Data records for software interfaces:
......

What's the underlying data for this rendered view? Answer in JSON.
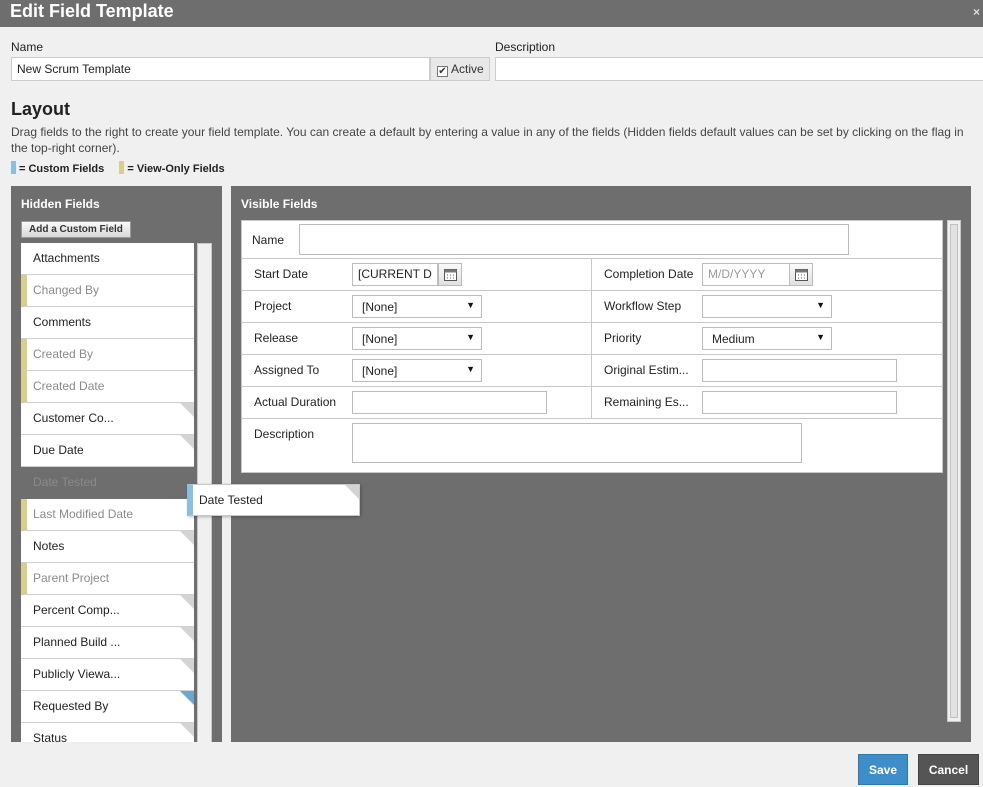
{
  "window": {
    "title": "Edit Field Template",
    "close_glyph": "×"
  },
  "form": {
    "name_label": "Name",
    "name_value": "New Scrum Template",
    "active_label": "Active",
    "active_checked": true,
    "description_label": "Description",
    "description_value": ""
  },
  "layout": {
    "title": "Layout",
    "help": "Drag fields to the right to create your field template. You can create a default by entering a value in any of the fields (Hidden fields default values can be set by clicking on the flag in the top-right corner).",
    "legend_custom": "= Custom Fields",
    "legend_viewonly": "= View-Only Fields",
    "colors": {
      "custom": "#8bbfe0",
      "viewonly": "#d7cf8e",
      "panel": "#6e6e6e",
      "primary": "#3d8ec9"
    }
  },
  "hidden": {
    "title": "Hidden Fields",
    "add_button": "Add a Custom Field",
    "fields": [
      {
        "label": "Attachments",
        "type": "normal",
        "flag": ""
      },
      {
        "label": "Changed By",
        "type": "viewonly",
        "flag": ""
      },
      {
        "label": "Comments",
        "type": "normal",
        "flag": ""
      },
      {
        "label": "Created By",
        "type": "viewonly",
        "flag": ""
      },
      {
        "label": "Created Date",
        "type": "viewonly",
        "flag": ""
      },
      {
        "label": "Customer Co...",
        "type": "normal",
        "flag": "gray"
      },
      {
        "label": "Due Date",
        "type": "normal",
        "flag": "gray"
      },
      {
        "label": "Date Tested",
        "type": "dragging",
        "flag": ""
      },
      {
        "label": "Last Modified Date",
        "type": "viewonly",
        "flag": ""
      },
      {
        "label": "Notes",
        "type": "normal",
        "flag": "gray"
      },
      {
        "label": "Parent Project",
        "type": "viewonly",
        "flag": ""
      },
      {
        "label": "Percent Comp...",
        "type": "normal",
        "flag": "gray"
      },
      {
        "label": "Planned Build ...",
        "type": "normal",
        "flag": "gray"
      },
      {
        "label": "Publicly Viewa...",
        "type": "normal",
        "flag": "gray"
      },
      {
        "label": "Requested By",
        "type": "normal",
        "flag": "blue"
      },
      {
        "label": "Status",
        "type": "normal",
        "flag": "gray"
      }
    ]
  },
  "drag_ghost": {
    "label": "Date Tested"
  },
  "visible": {
    "title": "Visible Fields",
    "name_label": "Name",
    "start_date_label": "Start Date",
    "start_date_value": "[CURRENT D",
    "completion_date_label": "Completion Date",
    "completion_date_placeholder": "M/D/YYYY",
    "project_label": "Project",
    "project_value": "[None]",
    "workflow_step_label": "Workflow Step",
    "workflow_step_value": "",
    "release_label": "Release",
    "release_value": "[None]",
    "priority_label": "Priority",
    "priority_value": "Medium",
    "assigned_to_label": "Assigned To",
    "assigned_to_value": "[None]",
    "original_estimate_label": "Original Estim...",
    "actual_duration_label": "Actual Duration",
    "remaining_estimate_label": "Remaining Es...",
    "description_label": "Description"
  },
  "footer": {
    "save": "Save",
    "cancel": "Cancel"
  }
}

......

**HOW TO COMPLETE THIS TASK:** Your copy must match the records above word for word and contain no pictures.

**TASK RESULT:**
What's the underlying data for this rendered view? Answer in JSON.
{
  "window": {
    "title": "Edit Field Template",
    "close_glyph": "×"
  },
  "form": {
    "name_label": "Name",
    "name_value": "New Scrum Template",
    "active_label": "Active",
    "active_checked": true,
    "description_label": "Description",
    "description_value": ""
  },
  "layout": {
    "title": "Layout",
    "help": "Drag fields to the right to create your field template. You can create a default by entering a value in any of the fields (Hidden fields default values can be set by clicking on the flag in the top-right corner).",
    "legend_custom": "= Custom Fields",
    "legend_viewonly": "= View-Only Fields",
    "colors": {
      "custom": "#8bbfe0",
      "viewonly": "#d7cf8e",
      "panel": "#6e6e6e",
      "primary": "#3d8ec9"
    }
  },
  "hidden": {
    "title": "Hidden Fields",
    "add_button": "Add a Custom Field",
    "fields": [
      {
        "label": "Attachments",
        "type": "normal",
        "flag": ""
      },
      {
        "label": "Changed By",
        "type": "viewonly",
        "flag": ""
      },
      {
        "label": "Comments",
        "type": "normal",
        "flag": ""
      },
      {
        "label": "Created By",
        "type": "viewonly",
        "flag": ""
      },
      {
        "label": "Created Date",
        "type": "viewonly",
        "flag": ""
      },
      {
        "label": "Customer Co...",
        "type": "normal",
        "flag": "gray"
      },
      {
        "label": "Due Date",
        "type": "normal",
        "flag": "gray"
      },
      {
        "label": "Date Tested",
        "type": "dragging",
        "flag": ""
      },
      {
        "label": "Last Modified Date",
        "type": "viewonly",
        "flag": ""
      },
      {
        "label": "Notes",
        "type": "normal",
        "flag": "gray"
      },
      {
        "label": "Parent Project",
        "type": "viewonly",
        "flag": ""
      },
      {
        "label": "Percent Comp...",
        "type": "normal",
        "flag": "gray"
      },
      {
        "label": "Planned Build ...",
        "type": "normal",
        "flag": "gray"
      },
      {
        "label": "Publicly Viewa...",
        "type": "normal",
        "flag": "gray"
      },
      {
        "label": "Requested By",
        "type": "normal",
        "flag": "blue"
      },
      {
        "label": "Status",
        "type": "normal",
        "flag": "gray"
      }
    ]
  },
  "drag_ghost": {
    "label": "Date Tested"
  },
  "visible": {
    "title": "Visible Fields",
    "name_label": "Name",
    "start_date_label": "Start Date",
    "start_date_value": "[CURRENT D",
    "completion_date_label": "Completion Date",
    "completion_date_placeholder": "M/D/YYYY",
    "project_label": "Project",
    "project_value": "[None]",
    "workflow_step_label": "Workflow Step",
    "workflow_step_value": "",
    "release_label": "Release",
    "release_value": "[None]",
    "priority_label": "Priority",
    "priority_value": "Medium",
    "assigned_to_label": "Assigned To",
    "assigned_to_value": "[None]",
    "original_estimate_label": "Original Estim...",
    "actual_duration_label": "Actual Duration",
    "remaining_estimate_label": "Remaining Es...",
    "description_label": "Description"
  },
  "footer": {
    "save": "Save",
    "cancel": "Cancel"
  }
}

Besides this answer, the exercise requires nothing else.